Exercise –
All lines in the records below with the word "true" must be returned.

Extracted records –
+ + + +

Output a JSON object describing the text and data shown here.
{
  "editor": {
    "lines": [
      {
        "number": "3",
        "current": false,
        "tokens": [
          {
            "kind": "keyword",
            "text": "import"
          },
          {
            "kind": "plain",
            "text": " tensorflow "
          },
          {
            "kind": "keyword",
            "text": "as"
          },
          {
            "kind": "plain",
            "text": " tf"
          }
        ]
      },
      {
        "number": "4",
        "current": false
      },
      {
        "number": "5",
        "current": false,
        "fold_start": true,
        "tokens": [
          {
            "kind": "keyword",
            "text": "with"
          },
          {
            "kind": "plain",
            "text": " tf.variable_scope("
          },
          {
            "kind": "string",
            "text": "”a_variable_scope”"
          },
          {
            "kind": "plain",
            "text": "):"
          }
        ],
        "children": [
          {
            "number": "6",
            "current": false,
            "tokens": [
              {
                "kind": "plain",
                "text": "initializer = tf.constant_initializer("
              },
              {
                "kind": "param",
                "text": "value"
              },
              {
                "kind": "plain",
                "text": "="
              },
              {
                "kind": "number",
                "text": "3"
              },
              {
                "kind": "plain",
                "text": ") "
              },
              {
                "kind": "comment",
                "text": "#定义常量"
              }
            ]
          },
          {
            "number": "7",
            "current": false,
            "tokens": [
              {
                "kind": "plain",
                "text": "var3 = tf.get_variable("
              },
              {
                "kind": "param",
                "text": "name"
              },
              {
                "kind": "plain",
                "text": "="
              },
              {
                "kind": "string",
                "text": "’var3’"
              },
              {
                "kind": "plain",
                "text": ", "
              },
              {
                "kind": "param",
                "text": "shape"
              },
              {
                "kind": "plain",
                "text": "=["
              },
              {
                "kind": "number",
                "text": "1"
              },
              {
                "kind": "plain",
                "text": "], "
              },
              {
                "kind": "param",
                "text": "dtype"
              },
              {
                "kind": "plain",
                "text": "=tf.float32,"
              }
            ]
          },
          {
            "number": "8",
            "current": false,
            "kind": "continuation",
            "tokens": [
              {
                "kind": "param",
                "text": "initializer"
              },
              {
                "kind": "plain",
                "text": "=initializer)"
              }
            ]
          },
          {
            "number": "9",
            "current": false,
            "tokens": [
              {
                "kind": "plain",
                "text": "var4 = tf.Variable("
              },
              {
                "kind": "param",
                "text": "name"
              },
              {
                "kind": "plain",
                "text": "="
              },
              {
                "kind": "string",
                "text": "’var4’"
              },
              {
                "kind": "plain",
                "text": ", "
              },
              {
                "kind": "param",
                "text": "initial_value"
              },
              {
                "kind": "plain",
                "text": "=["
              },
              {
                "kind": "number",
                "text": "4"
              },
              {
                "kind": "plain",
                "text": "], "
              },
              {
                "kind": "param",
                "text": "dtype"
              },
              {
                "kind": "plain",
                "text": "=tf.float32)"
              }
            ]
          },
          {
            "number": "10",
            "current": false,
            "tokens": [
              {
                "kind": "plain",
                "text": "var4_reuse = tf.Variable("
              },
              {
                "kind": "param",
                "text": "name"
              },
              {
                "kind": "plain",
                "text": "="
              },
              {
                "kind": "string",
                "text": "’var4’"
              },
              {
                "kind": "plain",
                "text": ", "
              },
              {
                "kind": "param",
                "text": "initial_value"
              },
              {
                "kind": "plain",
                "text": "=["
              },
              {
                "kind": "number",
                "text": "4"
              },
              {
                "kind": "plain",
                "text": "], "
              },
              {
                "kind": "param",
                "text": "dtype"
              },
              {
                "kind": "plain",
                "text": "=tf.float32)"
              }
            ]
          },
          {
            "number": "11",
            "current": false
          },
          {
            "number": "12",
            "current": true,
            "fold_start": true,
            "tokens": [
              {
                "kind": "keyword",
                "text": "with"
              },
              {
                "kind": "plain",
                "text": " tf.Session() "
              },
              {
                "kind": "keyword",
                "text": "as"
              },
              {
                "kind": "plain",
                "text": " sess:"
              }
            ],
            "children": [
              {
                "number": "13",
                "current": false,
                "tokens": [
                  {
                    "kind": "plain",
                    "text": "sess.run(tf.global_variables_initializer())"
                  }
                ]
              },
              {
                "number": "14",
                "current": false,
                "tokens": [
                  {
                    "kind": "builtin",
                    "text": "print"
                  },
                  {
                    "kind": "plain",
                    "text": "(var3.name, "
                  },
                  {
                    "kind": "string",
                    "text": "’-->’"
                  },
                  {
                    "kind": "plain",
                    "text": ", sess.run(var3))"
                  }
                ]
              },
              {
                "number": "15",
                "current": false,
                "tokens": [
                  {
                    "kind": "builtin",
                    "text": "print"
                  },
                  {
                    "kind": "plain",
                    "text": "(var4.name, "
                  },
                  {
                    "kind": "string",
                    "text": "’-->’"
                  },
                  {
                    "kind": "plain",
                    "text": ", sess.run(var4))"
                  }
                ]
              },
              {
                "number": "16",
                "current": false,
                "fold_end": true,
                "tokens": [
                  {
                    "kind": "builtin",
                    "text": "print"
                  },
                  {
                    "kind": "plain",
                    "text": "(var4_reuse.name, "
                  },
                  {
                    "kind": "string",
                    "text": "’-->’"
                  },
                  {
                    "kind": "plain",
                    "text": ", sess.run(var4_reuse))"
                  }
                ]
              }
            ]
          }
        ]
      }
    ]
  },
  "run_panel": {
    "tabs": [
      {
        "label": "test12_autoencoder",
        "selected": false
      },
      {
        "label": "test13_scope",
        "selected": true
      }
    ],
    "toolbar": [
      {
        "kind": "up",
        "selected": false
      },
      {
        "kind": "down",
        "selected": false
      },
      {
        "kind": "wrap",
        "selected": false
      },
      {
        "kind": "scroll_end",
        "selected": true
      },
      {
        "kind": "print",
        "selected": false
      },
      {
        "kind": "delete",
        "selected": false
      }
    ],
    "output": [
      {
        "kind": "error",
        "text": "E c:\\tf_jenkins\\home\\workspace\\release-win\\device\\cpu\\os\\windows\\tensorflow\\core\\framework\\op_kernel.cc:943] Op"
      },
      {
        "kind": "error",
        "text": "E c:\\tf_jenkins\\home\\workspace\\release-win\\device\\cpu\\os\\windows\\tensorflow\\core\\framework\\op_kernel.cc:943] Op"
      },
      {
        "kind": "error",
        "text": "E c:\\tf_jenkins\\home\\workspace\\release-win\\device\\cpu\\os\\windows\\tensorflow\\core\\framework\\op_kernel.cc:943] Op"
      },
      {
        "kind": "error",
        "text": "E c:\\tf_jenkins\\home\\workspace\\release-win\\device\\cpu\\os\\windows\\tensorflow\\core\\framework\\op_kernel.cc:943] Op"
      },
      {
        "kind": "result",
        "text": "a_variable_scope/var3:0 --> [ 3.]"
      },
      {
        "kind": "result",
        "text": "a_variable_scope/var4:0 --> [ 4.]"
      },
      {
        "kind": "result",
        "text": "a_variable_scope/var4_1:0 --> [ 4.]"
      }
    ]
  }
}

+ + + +

Task result –
        "fold_start": true,
            "current": true,
            "fold_start": true,
                "fold_end": true,
        "selected": true
        "selected": true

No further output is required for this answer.